:: EXERCISE REQUIREMENTS ::
The entire set of lines below should be copied exactly.
++++++
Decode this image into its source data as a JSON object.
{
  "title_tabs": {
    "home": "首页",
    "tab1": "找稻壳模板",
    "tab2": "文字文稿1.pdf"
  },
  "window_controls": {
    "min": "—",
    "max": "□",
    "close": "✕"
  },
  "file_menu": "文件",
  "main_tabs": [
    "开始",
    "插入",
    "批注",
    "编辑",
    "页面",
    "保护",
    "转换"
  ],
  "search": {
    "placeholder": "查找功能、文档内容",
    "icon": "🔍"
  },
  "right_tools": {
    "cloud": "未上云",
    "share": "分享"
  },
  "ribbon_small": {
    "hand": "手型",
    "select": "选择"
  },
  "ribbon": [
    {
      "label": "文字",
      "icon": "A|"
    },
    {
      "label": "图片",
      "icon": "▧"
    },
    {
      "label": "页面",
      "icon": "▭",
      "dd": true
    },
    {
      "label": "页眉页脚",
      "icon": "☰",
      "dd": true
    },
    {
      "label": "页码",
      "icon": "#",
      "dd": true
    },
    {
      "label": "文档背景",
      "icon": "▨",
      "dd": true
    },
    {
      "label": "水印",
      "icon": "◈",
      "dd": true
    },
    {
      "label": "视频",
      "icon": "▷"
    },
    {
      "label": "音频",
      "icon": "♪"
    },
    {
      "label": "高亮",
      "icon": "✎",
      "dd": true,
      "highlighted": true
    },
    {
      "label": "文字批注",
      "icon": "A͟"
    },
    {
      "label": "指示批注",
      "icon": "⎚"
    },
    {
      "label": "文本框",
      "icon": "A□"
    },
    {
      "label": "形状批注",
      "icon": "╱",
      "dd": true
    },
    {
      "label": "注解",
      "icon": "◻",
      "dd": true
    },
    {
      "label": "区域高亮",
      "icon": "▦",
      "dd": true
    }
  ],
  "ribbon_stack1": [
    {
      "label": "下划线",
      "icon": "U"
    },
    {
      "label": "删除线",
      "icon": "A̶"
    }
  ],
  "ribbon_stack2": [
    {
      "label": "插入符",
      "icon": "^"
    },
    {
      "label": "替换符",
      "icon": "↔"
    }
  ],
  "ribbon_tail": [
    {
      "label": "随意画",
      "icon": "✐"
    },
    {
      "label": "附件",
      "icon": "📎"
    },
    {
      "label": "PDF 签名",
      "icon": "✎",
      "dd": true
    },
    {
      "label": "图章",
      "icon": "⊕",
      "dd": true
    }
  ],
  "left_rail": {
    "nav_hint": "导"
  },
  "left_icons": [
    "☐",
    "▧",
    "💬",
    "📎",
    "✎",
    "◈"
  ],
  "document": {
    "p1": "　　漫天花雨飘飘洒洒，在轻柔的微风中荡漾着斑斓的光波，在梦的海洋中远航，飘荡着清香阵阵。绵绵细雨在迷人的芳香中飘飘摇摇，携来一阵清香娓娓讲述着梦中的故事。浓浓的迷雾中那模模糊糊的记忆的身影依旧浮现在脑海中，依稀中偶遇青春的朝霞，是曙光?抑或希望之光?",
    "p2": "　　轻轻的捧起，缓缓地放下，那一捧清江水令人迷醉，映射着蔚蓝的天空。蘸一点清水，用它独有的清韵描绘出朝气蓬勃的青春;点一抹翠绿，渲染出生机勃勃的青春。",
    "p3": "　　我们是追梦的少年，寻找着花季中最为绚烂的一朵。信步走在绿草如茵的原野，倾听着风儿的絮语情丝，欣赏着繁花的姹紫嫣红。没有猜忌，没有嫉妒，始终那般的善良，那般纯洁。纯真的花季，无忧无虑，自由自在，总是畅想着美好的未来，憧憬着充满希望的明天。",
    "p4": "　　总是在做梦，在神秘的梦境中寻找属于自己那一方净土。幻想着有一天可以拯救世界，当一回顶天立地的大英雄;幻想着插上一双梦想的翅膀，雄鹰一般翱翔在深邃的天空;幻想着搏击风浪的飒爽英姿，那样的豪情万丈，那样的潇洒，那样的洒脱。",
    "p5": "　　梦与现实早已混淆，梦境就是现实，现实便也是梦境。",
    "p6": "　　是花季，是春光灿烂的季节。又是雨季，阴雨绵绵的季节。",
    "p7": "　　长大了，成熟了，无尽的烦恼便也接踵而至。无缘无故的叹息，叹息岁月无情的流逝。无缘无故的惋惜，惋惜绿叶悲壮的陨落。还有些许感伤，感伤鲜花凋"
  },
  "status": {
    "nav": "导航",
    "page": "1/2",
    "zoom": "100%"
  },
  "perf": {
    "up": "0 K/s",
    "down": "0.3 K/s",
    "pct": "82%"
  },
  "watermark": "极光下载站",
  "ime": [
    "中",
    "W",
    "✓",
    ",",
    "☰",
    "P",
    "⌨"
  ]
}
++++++
:: SOLUTION BELOW ::
Decode this image into its source data as a JSON object.
{
  "title_tabs": {
    "home": "首页",
    "tab1": "找稻壳模板",
    "tab2": "文字文稿1.pdf"
  },
  "window_controls": {
    "min": "—",
    "max": "□",
    "close": "✕"
  },
  "file_menu": "文件",
  "main_tabs": [
    "开始",
    "插入",
    "批注",
    "编辑",
    "页面",
    "保护",
    "转换"
  ],
  "search": {
    "placeholder": "查找功能、文档内容",
    "icon": "🔍"
  },
  "right_tools": {
    "cloud": "未上云",
    "share": "分享"
  },
  "ribbon_small": {
    "hand": "手型",
    "select": "选择"
  },
  "ribbon": [
    {
      "label": "文字",
      "icon": "A|"
    },
    {
      "label": "图片",
      "icon": "▧"
    },
    {
      "label": "页面",
      "icon": "▭",
      "dd": true
    },
    {
      "label": "页眉页脚",
      "icon": "☰",
      "dd": true
    },
    {
      "label": "页码",
      "icon": "#",
      "dd": true
    },
    {
      "label": "文档背景",
      "icon": "▨",
      "dd": true
    },
    {
      "label": "水印",
      "icon": "◈",
      "dd": true
    },
    {
      "label": "视频",
      "icon": "▷"
    },
    {
      "label": "音频",
      "icon": "♪"
    },
    {
      "label": "高亮",
      "icon": "✎",
      "dd": true,
      "highlighted": true
    },
    {
      "label": "文字批注",
      "icon": "A͟"
    },
    {
      "label": "指示批注",
      "icon": "⎚"
    },
    {
      "label": "文本框",
      "icon": "A□"
    },
    {
      "label": "形状批注",
      "icon": "╱",
      "dd": true
    },
    {
      "label": "注解",
      "icon": "◻",
      "dd": true
    },
    {
      "label": "区域高亮",
      "icon": "▦",
      "dd": true
    }
  ],
  "ribbon_stack1": [
    {
      "label": "下划线",
      "icon": "U"
    },
    {
      "label": "删除线",
      "icon": "A̶"
    }
  ],
  "ribbon_stack2": [
    {
      "label": "插入符",
      "icon": "^"
    },
    {
      "label": "替换符",
      "icon": "↔"
    }
  ],
  "ribbon_tail": [
    {
      "label": "随意画",
      "icon": "✐"
    },
    {
      "label": "附件",
      "icon": "📎"
    },
    {
      "label": "PDF 签名",
      "icon": "✎",
      "dd": true
    },
    {
      "label": "图章",
      "icon": "⊕",
      "dd": true
    }
  ],
  "left_rail": {
    "nav_hint": "导"
  },
  "left_icons": [
    "☐",
    "▧",
    "💬",
    "📎",
    "✎",
    "◈"
  ],
  "document": {
    "p1": "　　漫天花雨飘飘洒洒，在轻柔的微风中荡漾着斑斓的光波，在梦的海洋中远航，飘荡着清香阵阵。绵绵细雨在迷人的芳香中飘飘摇摇，携来一阵清香娓娓讲述着梦中的故事。浓浓的迷雾中那模模糊糊的记忆的身影依旧浮现在脑海中，依稀中偶遇青春的朝霞，是曙光?抑或希望之光?",
    "p2": "　　轻轻的捧起，缓缓地放下，那一捧清江水令人迷醉，映射着蔚蓝的天空。蘸一点清水，用它独有的清韵描绘出朝气蓬勃的青春;点一抹翠绿，渲染出生机勃勃的青春。",
    "p3": "　　我们是追梦的少年，寻找着花季中最为绚烂的一朵。信步走在绿草如茵的原野，倾听着风儿的絮语情丝，欣赏着繁花的姹紫嫣红。没有猜忌，没有嫉妒，始终那般的善良，那般纯洁。纯真的花季，无忧无虑，自由自在，总是畅想着美好的未来，憧憬着充满希望的明天。",
    "p4": "　　总是在做梦，在神秘的梦境中寻找属于自己那一方净土。幻想着有一天可以拯救世界，当一回顶天立地的大英雄;幻想着插上一双梦想的翅膀，雄鹰一般翱翔在深邃的天空;幻想着搏击风浪的飒爽英姿，那样的豪情万丈，那样的潇洒，那样的洒脱。",
    "p5": "　　梦与现实早已混淆，梦境就是现实，现实便也是梦境。",
    "p6": "　　是花季，是春光灿烂的季节。又是雨季，阴雨绵绵的季节。",
    "p7": "　　长大了，成熟了，无尽的烦恼便也接踵而至。无缘无故的叹息，叹息岁月无情的流逝。无缘无故的惋惜，惋惜绿叶悲壮的陨落。还有些许感伤，感伤鲜花凋"
  },
  "status": {
    "nav": "导航",
    "page": "1/2",
    "zoom": "100%"
  },
  "perf": {
    "up": "0 K/s",
    "down": "0.3 K/s",
    "pct": "82%"
  },
  "watermark": "极光下载站",
  "ime": [
    "中",
    "W",
    "✓",
    ",",
    "☰",
    "P",
    "⌨"
  ]
}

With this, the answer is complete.